Disconnectedness compliance comes from the fact there is not one system which connects the disparate strands of the compliance discipline. In the view of Thomas Sehested, GAN Integrity founder and its former Chief Executive Officer connected compliance “enables a CCO and all those people in the organization working with compliance, to have one central place, a one system of record for everything they do.” This can be their whistleblowing hotline, case management,  training of their employees or training of their vendors policy. It is literally connecting them all so they are running from one central location and these disparate systems can be monitored from one central location. He put it as, “really like getting everything under one roof.” I was struck by that metaphor, “getting everything under one roof”, as one of the struggles many compliance officers have is that the information they need is literally siloed across different functions of the company. Information can be contained in the sales function, where there may be employee expense data, information on marketing expenses or charitable donations may be in the sales organization but it could be spread among other corporate functions as well.

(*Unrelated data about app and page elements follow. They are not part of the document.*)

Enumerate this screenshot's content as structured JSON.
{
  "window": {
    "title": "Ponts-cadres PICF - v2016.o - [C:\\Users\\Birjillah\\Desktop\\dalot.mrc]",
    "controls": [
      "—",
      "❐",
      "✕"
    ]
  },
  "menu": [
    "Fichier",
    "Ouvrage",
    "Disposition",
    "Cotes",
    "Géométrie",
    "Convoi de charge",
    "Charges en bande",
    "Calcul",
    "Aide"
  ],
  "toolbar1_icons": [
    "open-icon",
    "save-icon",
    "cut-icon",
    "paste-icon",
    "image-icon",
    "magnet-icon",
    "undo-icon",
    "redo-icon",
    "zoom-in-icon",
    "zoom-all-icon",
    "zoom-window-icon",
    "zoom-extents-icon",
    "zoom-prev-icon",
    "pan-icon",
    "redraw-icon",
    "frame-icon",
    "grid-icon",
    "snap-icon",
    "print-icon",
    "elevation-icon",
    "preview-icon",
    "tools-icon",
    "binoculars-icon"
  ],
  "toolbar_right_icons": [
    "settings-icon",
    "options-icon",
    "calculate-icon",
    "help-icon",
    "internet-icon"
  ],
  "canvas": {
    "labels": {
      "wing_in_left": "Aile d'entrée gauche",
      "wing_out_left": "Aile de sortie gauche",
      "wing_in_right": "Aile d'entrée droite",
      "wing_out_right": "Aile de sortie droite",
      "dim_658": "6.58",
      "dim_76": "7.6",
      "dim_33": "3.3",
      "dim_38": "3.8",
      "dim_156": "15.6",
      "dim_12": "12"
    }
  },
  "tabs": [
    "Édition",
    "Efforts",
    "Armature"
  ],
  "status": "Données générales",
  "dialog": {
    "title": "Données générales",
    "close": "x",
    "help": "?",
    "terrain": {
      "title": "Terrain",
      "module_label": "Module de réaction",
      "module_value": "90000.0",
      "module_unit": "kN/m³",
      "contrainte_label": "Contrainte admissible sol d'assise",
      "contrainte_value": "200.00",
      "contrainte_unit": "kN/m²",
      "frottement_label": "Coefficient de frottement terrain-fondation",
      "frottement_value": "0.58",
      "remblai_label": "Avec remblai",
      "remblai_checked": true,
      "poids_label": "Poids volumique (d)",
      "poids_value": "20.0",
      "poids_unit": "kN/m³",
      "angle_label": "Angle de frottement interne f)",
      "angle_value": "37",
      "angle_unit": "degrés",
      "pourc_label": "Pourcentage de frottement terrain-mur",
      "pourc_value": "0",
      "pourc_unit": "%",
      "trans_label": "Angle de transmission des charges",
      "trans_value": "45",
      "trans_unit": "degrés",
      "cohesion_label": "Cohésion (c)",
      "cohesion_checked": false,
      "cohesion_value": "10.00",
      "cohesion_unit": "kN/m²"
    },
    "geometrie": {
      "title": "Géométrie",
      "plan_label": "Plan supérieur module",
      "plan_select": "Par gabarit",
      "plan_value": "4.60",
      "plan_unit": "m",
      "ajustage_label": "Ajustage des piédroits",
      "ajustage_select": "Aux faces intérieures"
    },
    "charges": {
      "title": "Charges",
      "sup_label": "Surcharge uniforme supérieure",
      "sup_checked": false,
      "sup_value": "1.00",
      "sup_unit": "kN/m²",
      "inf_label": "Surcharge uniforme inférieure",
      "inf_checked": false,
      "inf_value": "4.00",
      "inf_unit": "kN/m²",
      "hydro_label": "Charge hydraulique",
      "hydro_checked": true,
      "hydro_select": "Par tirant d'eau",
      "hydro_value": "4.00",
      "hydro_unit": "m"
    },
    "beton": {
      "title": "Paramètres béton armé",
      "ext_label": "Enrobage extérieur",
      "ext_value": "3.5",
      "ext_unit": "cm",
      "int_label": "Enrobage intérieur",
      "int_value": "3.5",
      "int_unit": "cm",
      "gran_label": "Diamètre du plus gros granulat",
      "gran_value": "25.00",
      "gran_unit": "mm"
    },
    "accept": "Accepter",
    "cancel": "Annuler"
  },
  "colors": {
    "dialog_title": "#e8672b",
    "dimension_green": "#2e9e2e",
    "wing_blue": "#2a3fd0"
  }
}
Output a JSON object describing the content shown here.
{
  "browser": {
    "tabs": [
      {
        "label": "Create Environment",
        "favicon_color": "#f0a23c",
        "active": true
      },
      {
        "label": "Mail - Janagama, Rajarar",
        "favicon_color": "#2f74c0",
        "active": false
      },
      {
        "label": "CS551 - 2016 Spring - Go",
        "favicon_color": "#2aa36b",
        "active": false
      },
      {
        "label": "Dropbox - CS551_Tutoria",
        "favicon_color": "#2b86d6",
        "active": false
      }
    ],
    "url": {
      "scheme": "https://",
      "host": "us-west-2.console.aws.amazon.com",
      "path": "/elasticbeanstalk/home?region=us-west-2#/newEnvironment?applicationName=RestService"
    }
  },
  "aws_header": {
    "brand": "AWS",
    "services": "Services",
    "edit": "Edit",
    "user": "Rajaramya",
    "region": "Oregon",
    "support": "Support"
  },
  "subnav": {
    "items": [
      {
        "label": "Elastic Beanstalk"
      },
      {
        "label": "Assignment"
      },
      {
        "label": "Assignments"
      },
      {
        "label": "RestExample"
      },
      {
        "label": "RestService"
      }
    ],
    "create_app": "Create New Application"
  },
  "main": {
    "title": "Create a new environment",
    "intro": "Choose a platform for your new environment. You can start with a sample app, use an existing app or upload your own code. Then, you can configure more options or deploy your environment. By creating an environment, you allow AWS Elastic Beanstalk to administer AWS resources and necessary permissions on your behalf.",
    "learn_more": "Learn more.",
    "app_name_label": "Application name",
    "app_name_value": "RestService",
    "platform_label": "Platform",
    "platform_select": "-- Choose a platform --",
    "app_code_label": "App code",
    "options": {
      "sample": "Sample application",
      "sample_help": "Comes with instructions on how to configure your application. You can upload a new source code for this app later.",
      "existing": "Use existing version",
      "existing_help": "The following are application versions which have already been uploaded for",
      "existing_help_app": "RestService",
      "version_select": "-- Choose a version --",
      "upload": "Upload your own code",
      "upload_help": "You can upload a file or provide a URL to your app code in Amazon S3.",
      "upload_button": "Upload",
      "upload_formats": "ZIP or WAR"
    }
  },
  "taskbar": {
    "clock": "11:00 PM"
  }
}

All of this is what the DOJ has articulated as operationalizing compliance. It first garnered attention in the February 2017 release of the original Evaluation of Corporate Compliance Programs. Since that time, compliance practitioners have steadily worked to move their compliance programs forward onto the front lines of their business units. Connected compliance is one way to do so but it clearly requires a human element to not only interpret data but to impart the appropriate or required compliance solution. Operationalizing compliance means that you cannot have an annual or even quarterly update on what’s going on in the program. It must be operationalized in such a way that you are sharing information not only with the regional business units of floating up to the corporate compliance folks, but also sharing information back and forth with the other business units, procurement, finance and reacting in real time.

Three key takeaways:

  1. Connected compliance moves you towards continuous monitoring.
  2. Compliance under one roof.
  3. Never forget the human element.